Hashem tries to reassure Moshe by revealing the end of the story, telling him straight away that it will all turn out well. "I will rescue and redeem you; take you out of Egypt and into Israel," He promioses. You’d think that this would buoy Moshe up. And yet, even after hearing the good news, Moshe says: "If the Jewish People will not listen to me, then how can I, of ‘uncircumcised lips,’ possibly convince Paro?!"
Interestingly, G-d does not answer Moshe’s question directly. It could very well be that Moshe was speaking rhetorically, addressing not Hashem, but himself. He is humble – perhaps even to a fault - and so he doubts his own greatness, his ability to accomplish this most challenging of missions. He may also fear that as a prince of Egypt, the Israelites may look upon him not as a brother, a fellow Jew, but as "one of them," an agent of the Pharoah.

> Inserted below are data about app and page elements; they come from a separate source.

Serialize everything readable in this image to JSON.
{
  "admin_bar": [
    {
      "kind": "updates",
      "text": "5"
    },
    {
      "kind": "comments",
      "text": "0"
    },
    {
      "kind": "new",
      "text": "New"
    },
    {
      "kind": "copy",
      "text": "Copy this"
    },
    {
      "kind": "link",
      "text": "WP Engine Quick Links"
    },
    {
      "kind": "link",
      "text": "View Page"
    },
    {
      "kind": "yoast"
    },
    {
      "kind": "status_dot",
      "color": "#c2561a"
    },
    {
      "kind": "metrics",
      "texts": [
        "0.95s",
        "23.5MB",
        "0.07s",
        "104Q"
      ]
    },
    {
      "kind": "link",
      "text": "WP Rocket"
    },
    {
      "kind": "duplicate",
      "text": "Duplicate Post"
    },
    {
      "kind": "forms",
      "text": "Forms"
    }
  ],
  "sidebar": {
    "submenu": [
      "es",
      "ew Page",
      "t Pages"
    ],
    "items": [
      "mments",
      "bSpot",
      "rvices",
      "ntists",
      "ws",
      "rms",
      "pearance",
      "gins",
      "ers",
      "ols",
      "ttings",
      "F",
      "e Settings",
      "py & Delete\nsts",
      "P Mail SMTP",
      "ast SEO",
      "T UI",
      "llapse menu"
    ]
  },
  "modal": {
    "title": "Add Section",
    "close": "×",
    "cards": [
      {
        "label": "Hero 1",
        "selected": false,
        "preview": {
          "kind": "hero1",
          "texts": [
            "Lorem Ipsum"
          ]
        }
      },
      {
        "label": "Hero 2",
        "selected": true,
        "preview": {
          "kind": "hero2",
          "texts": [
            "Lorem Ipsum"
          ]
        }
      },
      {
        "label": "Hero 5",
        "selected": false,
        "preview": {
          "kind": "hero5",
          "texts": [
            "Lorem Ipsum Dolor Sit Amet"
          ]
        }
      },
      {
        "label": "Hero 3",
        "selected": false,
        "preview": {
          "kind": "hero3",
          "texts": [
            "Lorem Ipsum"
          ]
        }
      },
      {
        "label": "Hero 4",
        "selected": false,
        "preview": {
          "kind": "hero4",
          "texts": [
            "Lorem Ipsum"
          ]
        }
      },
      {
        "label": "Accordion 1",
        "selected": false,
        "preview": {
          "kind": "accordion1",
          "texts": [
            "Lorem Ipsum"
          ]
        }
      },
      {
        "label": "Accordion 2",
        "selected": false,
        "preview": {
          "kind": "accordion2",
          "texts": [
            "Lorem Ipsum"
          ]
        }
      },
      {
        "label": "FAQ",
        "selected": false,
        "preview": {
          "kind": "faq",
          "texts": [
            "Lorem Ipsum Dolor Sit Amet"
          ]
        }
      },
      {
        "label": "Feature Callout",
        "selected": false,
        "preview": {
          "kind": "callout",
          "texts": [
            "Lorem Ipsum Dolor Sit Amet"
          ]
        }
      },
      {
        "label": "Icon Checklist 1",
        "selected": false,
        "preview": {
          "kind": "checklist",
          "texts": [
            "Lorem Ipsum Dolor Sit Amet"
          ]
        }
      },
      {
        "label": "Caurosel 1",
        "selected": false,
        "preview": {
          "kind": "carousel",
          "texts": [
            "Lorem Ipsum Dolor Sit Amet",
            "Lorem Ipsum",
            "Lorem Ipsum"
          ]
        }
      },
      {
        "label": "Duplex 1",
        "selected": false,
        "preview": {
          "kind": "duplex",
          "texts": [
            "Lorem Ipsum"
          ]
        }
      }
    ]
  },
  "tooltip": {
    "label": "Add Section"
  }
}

And so Hashem wisely addresses both these concerns by breaking into the narrative of the story and chronicling the lineage of Moshe. The next 13 p’sukim review just where Moshe comes from him, with specific emphasis on
the Tribe of Levi. By doing this, G-d is telling Moshe: "Do you think that your royal bearing derives from your connection to Batya and Paro?! No, you are indeed a prince, but not by virtue of Egypt! You are a Jewish prince! You are the offspring of the Avot and Imahot; you come from Levi, the spiritual center of the nation. That is who you are; you belong to the nation, and the nation belongs to you."
It is not by coincidence that Moshe keeps referring to "uncircumcised lips." A Brit/ circumcision, is the primary link between the generations. Indeed, say Chazal, it is only when a father brings his own son to be circumcised
that he affirms the brit that was once performed on him, when he was a baby, and so had no say in the matter. Therefore it is davka at the brit when, by tradition, the child’s name is given, further linking this newest member of our people to those who came before him.
It is also not by coincidence that we refer to Jewish circumcision by the term "Brit MILA." The word "mila," of course, also can mean "word." Our word is our bond; we declared from the very moment of our birth as a people that we would be loyal to Hashem, and He gave us his word that He would stand by us throughout history, come what may. It is this bond which strengthens Moshe; he now approaches Paro not as merely one, lone individual, but with a whole nation standing behind him.
So it is with the Jewish People; we are One continuum from Avraham to Moshiach - and beyond. So when we make national decisions, we must factor in our ancestors as well as our descendants. And when we face crises, we know that we never face them alone. That, and Hashem's promise to take us to our final destiny, is the real secret behind our strength and survival.